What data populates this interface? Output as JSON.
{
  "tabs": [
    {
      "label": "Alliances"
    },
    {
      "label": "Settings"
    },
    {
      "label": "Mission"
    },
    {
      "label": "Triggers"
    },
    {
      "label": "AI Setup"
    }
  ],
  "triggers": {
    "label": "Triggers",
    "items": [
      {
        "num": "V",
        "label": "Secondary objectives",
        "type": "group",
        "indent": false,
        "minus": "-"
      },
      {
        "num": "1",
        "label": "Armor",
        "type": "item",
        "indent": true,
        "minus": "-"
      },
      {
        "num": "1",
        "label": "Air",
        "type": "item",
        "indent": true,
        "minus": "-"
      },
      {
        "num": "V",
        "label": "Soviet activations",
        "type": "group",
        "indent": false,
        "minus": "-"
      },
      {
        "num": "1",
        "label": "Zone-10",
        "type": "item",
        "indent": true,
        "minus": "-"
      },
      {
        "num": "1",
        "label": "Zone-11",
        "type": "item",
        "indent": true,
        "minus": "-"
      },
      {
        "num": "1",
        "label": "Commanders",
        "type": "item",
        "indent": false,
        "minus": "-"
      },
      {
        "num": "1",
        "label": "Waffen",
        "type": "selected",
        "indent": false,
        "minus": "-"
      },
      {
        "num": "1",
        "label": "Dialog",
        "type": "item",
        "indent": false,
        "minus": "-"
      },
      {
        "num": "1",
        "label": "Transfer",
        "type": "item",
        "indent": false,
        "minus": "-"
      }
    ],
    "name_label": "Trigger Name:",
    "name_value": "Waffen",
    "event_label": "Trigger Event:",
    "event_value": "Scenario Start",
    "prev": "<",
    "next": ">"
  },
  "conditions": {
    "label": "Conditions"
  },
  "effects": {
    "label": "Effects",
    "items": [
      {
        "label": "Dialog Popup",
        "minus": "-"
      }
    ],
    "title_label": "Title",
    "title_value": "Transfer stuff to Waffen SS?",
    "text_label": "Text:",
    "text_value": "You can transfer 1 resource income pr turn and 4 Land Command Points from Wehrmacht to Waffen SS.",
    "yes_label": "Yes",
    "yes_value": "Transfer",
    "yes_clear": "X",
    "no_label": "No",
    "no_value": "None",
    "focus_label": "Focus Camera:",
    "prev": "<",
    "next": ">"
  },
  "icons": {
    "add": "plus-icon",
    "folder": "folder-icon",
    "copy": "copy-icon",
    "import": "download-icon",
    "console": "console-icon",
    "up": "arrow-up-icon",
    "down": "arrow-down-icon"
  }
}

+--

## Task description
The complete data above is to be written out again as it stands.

## Reply to the task
What data populates this interface? Output as JSON.
{
  "tabs": [
    {
      "label": "Alliances"
    },
    {
      "label": "Settings"
    },
    {
      "label": "Mission"
    },
    {
      "label": "Triggers"
    },
    {
      "label": "AI Setup"
    }
  ],
  "triggers": {
    "label": "Triggers",
    "items": [
      {
        "num": "V",
        "label": "Secondary objectives",
        "type": "group",
        "indent": false,
        "minus": "-"
      },
      {
        "num": "1",
        "label": "Armor",
        "type": "item",
        "indent": true,
        "minus": "-"
      },
      {
        "num": "1",
        "label": "Air",
        "type": "item",
        "indent": true,
        "minus": "-"
      },
      {
        "num": "V",
        "label": "Soviet activations",
        "type": "group",
        "indent": false,
        "minus": "-"
      },
      {
        "num": "1",
        "label": "Zone-10",
        "type": "item",
        "indent": true,
        "minus": "-"
      },
      {
        "num": "1",
        "label": "Zone-11",
        "type": "item",
        "indent": true,
        "minus": "-"
      },
      {
        "num": "1",
        "label": "Commanders",
        "type": "item",
        "indent": false,
        "minus": "-"
      },
      {
        "num": "1",
        "label": "Waffen",
        "type": "selected",
        "indent": false,
        "minus": "-"
      },
      {
        "num": "1",
        "label": "Dialog",
        "type": "item",
        "indent": false,
        "minus": "-"
      },
      {
        "num": "1",
        "label": "Transfer",
        "type": "item",
        "indent": false,
        "minus": "-"
      }
    ],
    "name_label": "Trigger Name:",
    "name_value": "Waffen",
    "event_label": "Trigger Event:",
    "event_value": "Scenario Start",
    "prev": "<",
    "next": ">"
  },
  "conditions": {
    "label": "Conditions"
  },
  "effects": {
    "label": "Effects",
    "items": [
      {
        "label": "Dialog Popup",
        "minus": "-"
      }
    ],
    "title_label": "Title",
    "title_value": "Transfer stuff to Waffen SS?",
    "text_label": "Text:",
    "text_value": "You can transfer 1 resource income pr turn and 4 Land Command Points from Wehrmacht to Waffen SS.",
    "yes_label": "Yes",
    "yes_value": "Transfer",
    "yes_clear": "X",
    "no_label": "No",
    "no_value": "None",
    "focus_label": "Focus Camera:",
    "prev": "<",
    "next": ">"
  },
  "icons": {
    "add": "plus-icon",
    "folder": "folder-icon",
    "copy": "copy-icon",
    "import": "download-icon",
    "console": "console-icon",
    "up": "arrow-up-icon",
    "down": "arrow-down-icon"
  }
}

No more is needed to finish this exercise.